◆ THE PROBLEM
Would you please copy every line from the records that contains the word "time"?

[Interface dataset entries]

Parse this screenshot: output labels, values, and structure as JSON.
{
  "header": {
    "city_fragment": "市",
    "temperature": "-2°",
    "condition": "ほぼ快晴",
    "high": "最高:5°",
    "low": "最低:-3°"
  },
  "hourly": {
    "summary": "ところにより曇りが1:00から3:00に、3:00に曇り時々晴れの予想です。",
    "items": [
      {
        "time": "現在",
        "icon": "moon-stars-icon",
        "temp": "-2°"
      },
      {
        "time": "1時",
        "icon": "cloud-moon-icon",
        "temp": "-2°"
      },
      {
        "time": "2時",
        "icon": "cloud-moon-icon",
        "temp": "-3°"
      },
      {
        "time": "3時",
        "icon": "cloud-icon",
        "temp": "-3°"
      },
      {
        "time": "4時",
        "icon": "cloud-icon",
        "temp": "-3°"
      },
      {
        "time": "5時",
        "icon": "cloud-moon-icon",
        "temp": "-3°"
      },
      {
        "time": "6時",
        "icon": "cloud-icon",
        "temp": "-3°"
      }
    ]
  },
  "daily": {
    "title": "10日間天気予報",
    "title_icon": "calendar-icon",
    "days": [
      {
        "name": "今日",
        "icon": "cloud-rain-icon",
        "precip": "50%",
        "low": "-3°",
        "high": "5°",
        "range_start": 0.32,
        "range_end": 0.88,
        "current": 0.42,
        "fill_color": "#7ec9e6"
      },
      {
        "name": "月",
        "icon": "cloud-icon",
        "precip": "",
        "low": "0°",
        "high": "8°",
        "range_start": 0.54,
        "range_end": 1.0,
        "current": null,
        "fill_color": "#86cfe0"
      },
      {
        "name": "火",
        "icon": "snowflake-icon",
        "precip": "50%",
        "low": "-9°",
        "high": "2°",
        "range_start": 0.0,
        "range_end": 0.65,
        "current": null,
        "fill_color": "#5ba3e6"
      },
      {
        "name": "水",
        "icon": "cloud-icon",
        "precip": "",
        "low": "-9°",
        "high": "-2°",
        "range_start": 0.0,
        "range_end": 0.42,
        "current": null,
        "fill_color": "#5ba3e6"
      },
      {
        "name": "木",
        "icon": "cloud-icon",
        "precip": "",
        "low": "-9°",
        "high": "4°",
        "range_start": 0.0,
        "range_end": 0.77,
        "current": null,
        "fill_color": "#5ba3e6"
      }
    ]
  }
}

◆ RESPONSE AREA
        "time": "現在",
        "time": "1時",
        "time": "2時",
        "time": "3時",
        "time": "4時",
        "time": "5時",
        "time": "6時",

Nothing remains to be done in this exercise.